Some of things we decided were:
o a word means a single word, not a phrase
o no names of people, organizations, businesses, or places
o no brand names or trademarks
o no words run together unless commonly accepted
o no made-up words unless commonly accepted
We don’t have anything against people’s names or the names of places, but we felt proper names were too easy. It’s easy to love your own name, or your family name or beloved’s name, the name of your dog, or your favorite place to visit. It’s easy to have a bumper sticker with your favorite political candidate on it, or your favorite product or your favorite organization. But as a creative projects press, we want to go beyond that. We want a glimpse of how people use words, and what the words say about them, what the words say to the people who hear them or see them, and what the words say about society.
To do that, we needed words that communicate something. And in that regard, we have been overwhelmed— from established old words such as “monocle,” “prestidigitation,” and “cornucopia” to evolving terms that we had never heard of (“nerdalicious,” “fucktard,” “furkids,” “shoople”). Ok, we see these terms on the web, in the Urban Dictionary, or our kids use them. Or they are brand names, like “smoothietastic,” that have started to move into the common language. On that basis, we accept them because they are being used by at least some group of people to communicate. We have accepted VERY long words: “Floccinaucinihilipilification,” for example, which we had to use two bumper stickers for; and “hippopotomonstrosesquipedaliophobia,” (fear of long words!!) which we might need three bumper stickers for. We have accepted names that exist in their own right as words: Frank, Jesus, Chargers. We also accept foreign words as long as they fit the same criteria. So we regretfully refused the Russian version of “Maria” because it is a name, even though we would love to print a Russian word on a bumper sticker!
The hardest decisions have been around made-up and run-together words. So…. is “audiomind” a word? The donor of “audiomind” insists yes; we said no. While “furkids” is also a run-together word, it appears on the web in common usage, so we accepted it. So then what about “hotsauce,” which as far as we know is two words, not one; we see it on the web as one word only as a brand name. What about “oshay,” a variant on “okay” used between a particular husband and wife, but does not seem to be used by anyone else? What about “Changuiro”— a Spanish fusion of two words translating as “hairy” and “monkey”—the donor’s pet nickname when she was a child? Or how about “llama,llama,duck”? (We said no, but we certainly would take “llama” or “duck” by themselves.) Or “soflynmythirties”? We said no.
We have learned a lot from all the words that have poured in, and are grateful for the education that our contributors are giving us. What seems like a simple task is not so simple.

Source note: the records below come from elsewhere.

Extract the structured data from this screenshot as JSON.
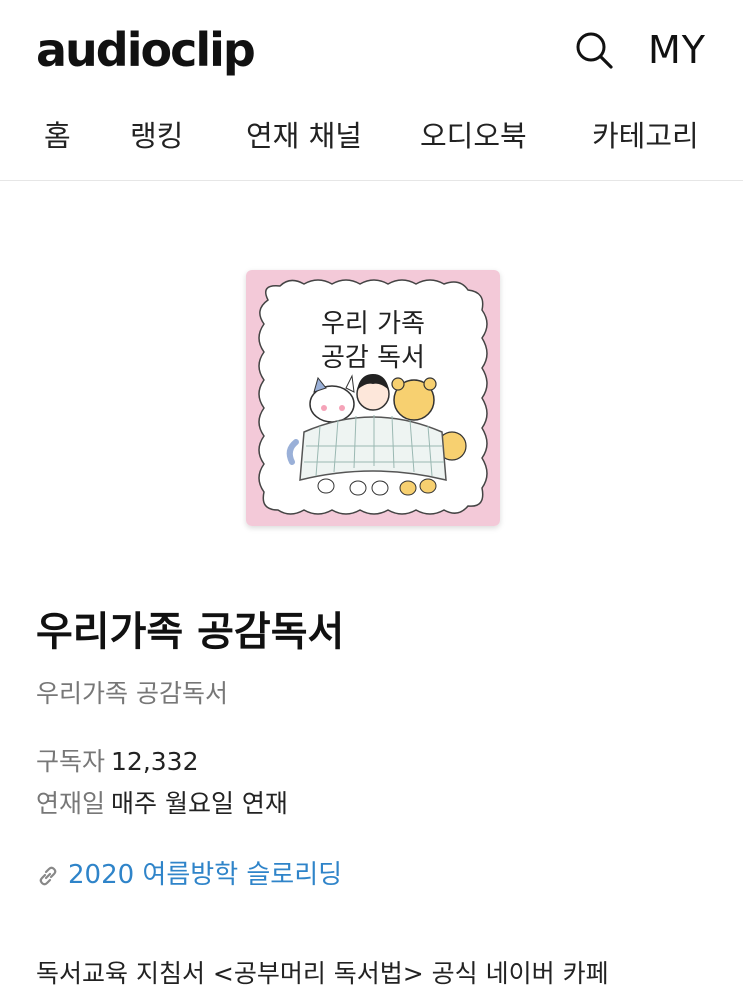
{
  "header": {
    "logo": "audioclip",
    "search_icon": "search-icon",
    "my_label": "MY"
  },
  "nav": {
    "items": [
      {
        "label": "홈"
      },
      {
        "label": "랭킹"
      },
      {
        "label": "연재 채널"
      },
      {
        "label": "오디오북"
      },
      {
        "label": "카테고리"
      }
    ]
  },
  "channel": {
    "cover_text_line1": "우리 가족",
    "cover_text_line2": "공감 독서",
    "title": "우리가족 공감독서",
    "subtitle": "우리가족 공감독서",
    "subscribers_label": "구독자",
    "subscribers_value": "12,332",
    "schedule_label": "연재일",
    "schedule_value": "매주 월요일 연재",
    "link_icon": "link-icon",
    "link_text": "2020 여름방학 슬로리딩",
    "link_color": "#2f84c9",
    "description": "독서교육 지침서 <공부머리 독서법> 공식 네이버 카페"
  }
}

So what do you think? Here are some of our newest words. Should we take them? Why or why not?
o Alpha Omega
o memoo (this is young child’s made up word)